French President François Hollande said he wanted the UK to start talks over its exit package negotiations ‘as soon as possible’, while German Chancellor Angela Merkel expressed her ‘great regret’.
The EU’s joint statement said: ‘In a free and democratic process, the British people have expressed their wish to leave the European Union. We regret this decision but respect it.

‘This is an unprecedented situation but we are united in our response. We will stand strong and uphold the EU’s core values of promoting peace and the well-being of its peoples.

‘The Union of 27 Member States will continue. The Union is the framework of our common political future.

‘We are bound together by history, geography and common interests and will develop our cooperation on this basis.

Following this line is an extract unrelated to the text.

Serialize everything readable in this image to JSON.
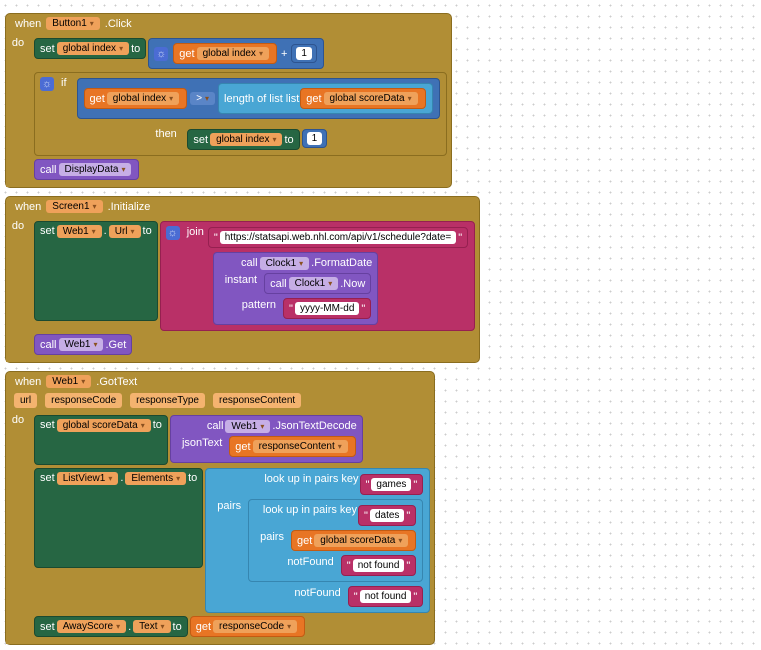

‘Together we will address our common challenges to generate growth, increase prosperity and ensure a safe and secure environment for our citizens. The institutions will play their full role in this endeavour.

‘We now expect the United Kingdom government to give effect to this decision of the British people as soon as possible, however painful that process may be. Any delay would unnecessarily prolong uncertainty.’

Eurosceptic parties across the continent are intensifying demands for their own referendums in the wake of the Brexit vote, as the repercussions of the political earthquake gradually become clear.

Shortly after the result was announced, Marine Le Pen, the leader of the Front National in France, called for a ‘Frexit’ vote on Twitter, while the far-Right Dutch firebrand Geert Wilders called for a ‘Nexit’.

In Italy the leader of the Italian anti-immigrant Northern League, Matteo Salvini, called the European Union ‘a cage of crazies’ that is killing jobs and citizen dignity.

And there are also fears that Brexit could also trigger a Czexit, a Swexit, and a Grexit in the Czech Republic, Sweden and Greece. Even if the union holds, the political earthquake that has erupted in Britain will have far-reaching aftershocks.

Topics: , ,

Share This

We welcome comments that add information or perspective, and we encourage polite debate. If you log in with a social media account, your comment should appear immediately. If you prefer to remain anonymous, you may comment as a guest, using a name and an e-mail address of convenience. Your comment will be moderated.